* _What you need to do_
When copying the records below, keep every word as it is and drop the images.

-------------------------

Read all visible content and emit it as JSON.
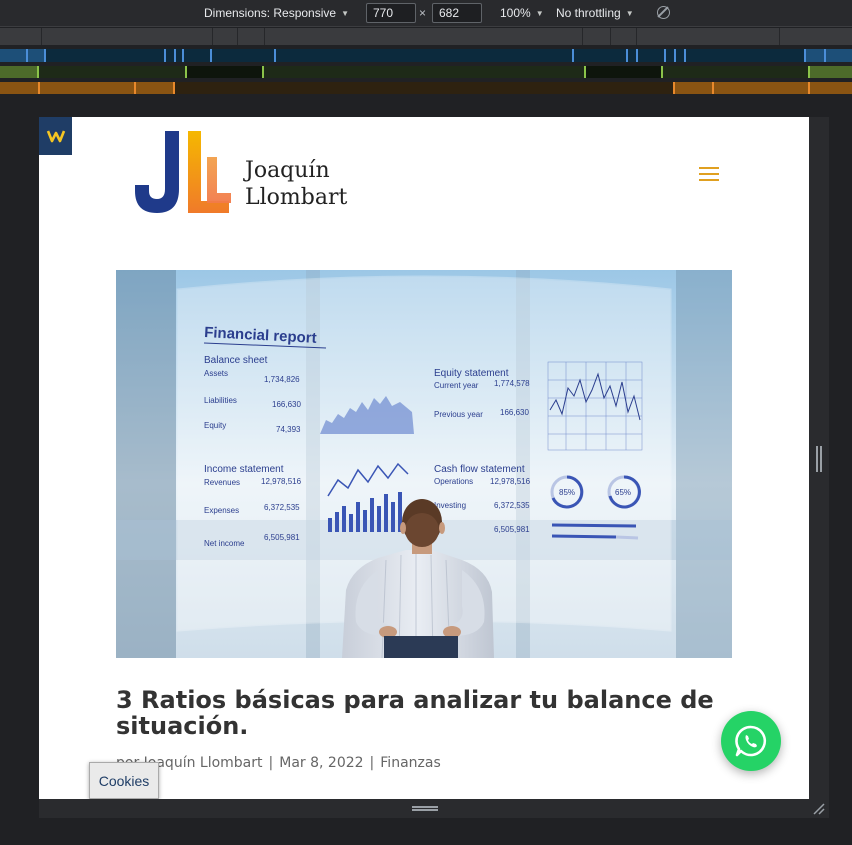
{
  "devtools": {
    "dimensions_label": "Dimensions: Responsive",
    "width_value": "770",
    "height_value": "682",
    "times_symbol": "×",
    "zoom": "100%",
    "throttling": "No throttling",
    "accent_colors": {
      "blue": "#1a73e8",
      "green": "#8bc34a",
      "orange": "#e8892c"
    }
  },
  "site": {
    "logo_line1": "Joaquín",
    "logo_line2": "Llombart",
    "menu_icon": "hamburger-icon",
    "menu_color": "#e0a020"
  },
  "post": {
    "title": "3 Ratios básicas para analizar tu balance de situación.",
    "meta_author": "por Joaquín Llombart",
    "meta_date": "Mar 8, 2022",
    "meta_category": "Finanzas",
    "separator": "|"
  },
  "hero_image": {
    "report_title": "Financial report",
    "balance_sheet": "Balance sheet",
    "assets": "Assets",
    "assets_value": "1,734,826",
    "liabilities": "Liabilities",
    "liabilities_value": "166,630",
    "equity": "Equity",
    "equity_value": "74,393",
    "income_statement": "Income statement",
    "revenues": "Revenues",
    "revenues_value": "12,978,516",
    "expenses": "Expenses",
    "expenses_value": "6,372,535",
    "net_income": "Net income",
    "net_income_value": "6,505,981",
    "equity_statement": "Equity statement",
    "current_year": "Current year",
    "current_year_value": "1,774,578",
    "previous_year": "Previous year",
    "previous_year_value": "166,630",
    "cash_flow": "Cash flow statement",
    "operations": "Operations",
    "operations_value": "12,978,516",
    "investing": "Investing",
    "investing_value": "6,372,535",
    "cf_total_value": "6,505,981",
    "donut1": "85%",
    "donut2": "65%"
  },
  "cookies": {
    "label": "Cookies"
  }
}
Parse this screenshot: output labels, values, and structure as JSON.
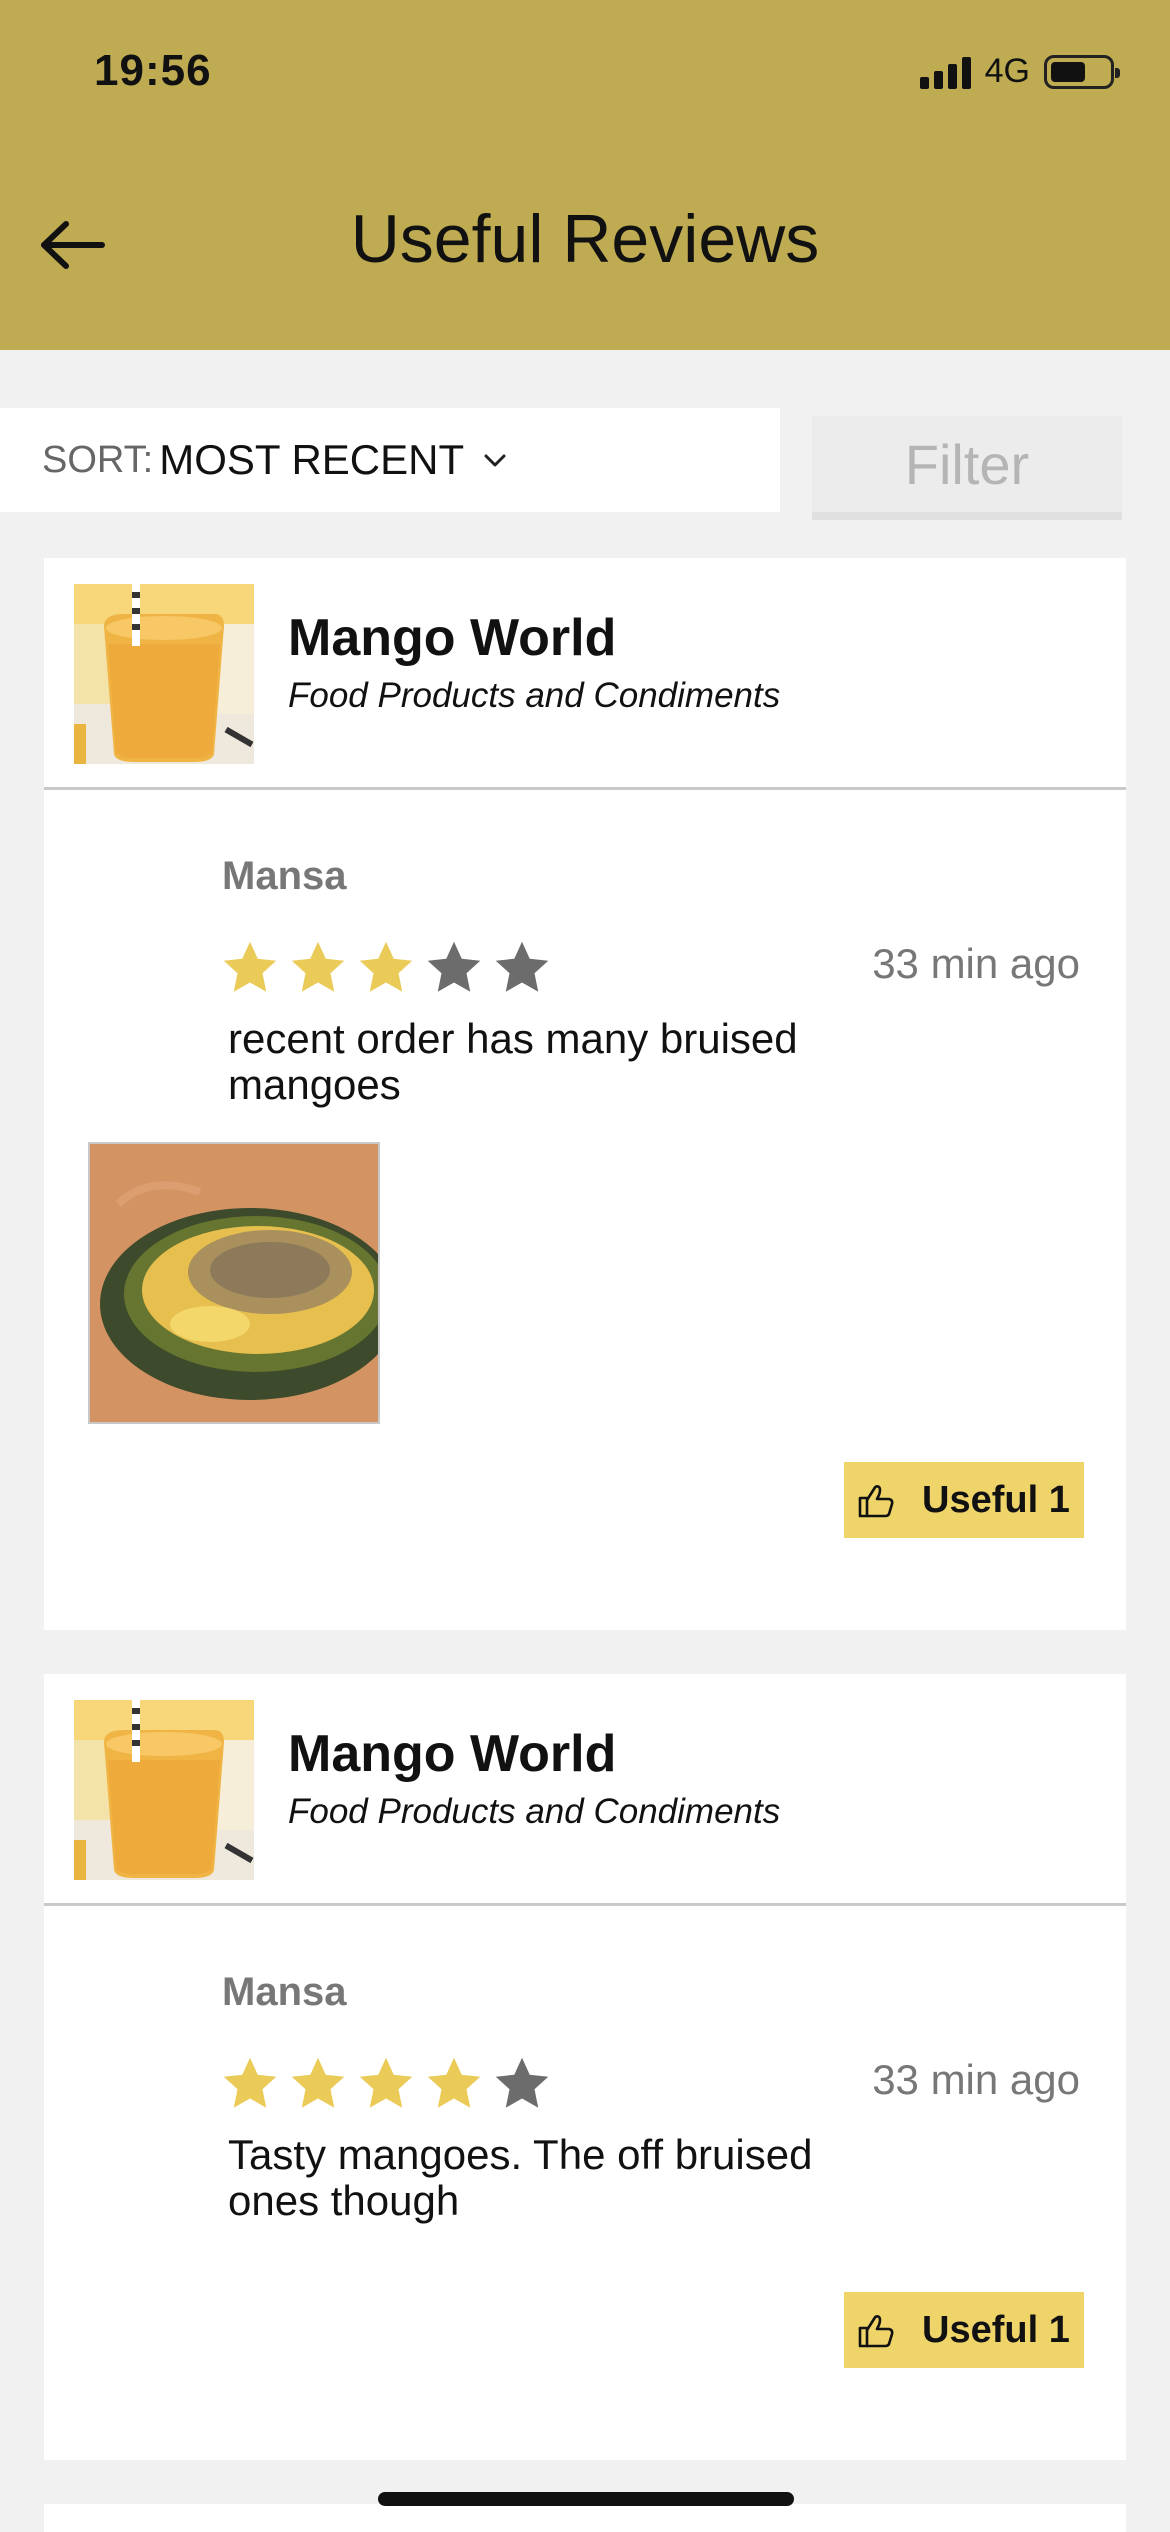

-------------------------

* _Task answer_
Read all visible content and emit it as JSON.
{
  "devtools": {
    "dimensions_label": "Dimensions: Responsive",
    "width_value": "770",
    "height_value": "682",
    "times_symbol": "×",
    "zoom": "100%",
    "throttling": "No throttling",
    "accent_colors": {
      "blue": "#1a73e8",
      "green": "#8bc34a",
      "orange": "#e8892c"
    }
  },
  "site": {
    "logo_line1": "Joaquín",
    "logo_line2": "Llombart",
    "menu_icon": "hamburger-icon",
    "menu_color": "#e0a020"
  },
  "post": {
    "title": "3 Ratios básicas para analizar tu balance de situación.",
    "meta_author": "por Joaquín Llombart",
    "meta_date": "Mar 8, 2022",
    "meta_category": "Finanzas",
    "separator": "|"
  },
  "hero_image": {
    "report_title": "Financial report",
    "balance_sheet": "Balance sheet",
    "assets": "Assets",
    "assets_value": "1,734,826",
    "liabilities": "Liabilities",
    "liabilities_value": "166,630",
    "equity": "Equity",
    "equity_value": "74,393",
    "income_statement": "Income statement",
    "revenues": "Revenues",
    "revenues_value": "12,978,516",
    "expenses": "Expenses",
    "expenses_value": "6,372,535",
    "net_income": "Net income",
    "net_income_value": "6,505,981",
    "equity_statement": "Equity statement",
    "current_year": "Current year",
    "current_year_value": "1,774,578",
    "previous_year": "Previous year",
    "previous_year_value": "166,630",
    "cash_flow": "Cash flow statement",
    "operations": "Operations",
    "operations_value": "12,978,516",
    "investing": "Investing",
    "investing_value": "6,372,535",
    "cf_total_value": "6,505,981",
    "donut1": "85%",
    "donut2": "65%"
  },
  "cookies": {
    "label": "Cookies"
  }
}
Parse this screenshot: output labels, values, and structure as JSON.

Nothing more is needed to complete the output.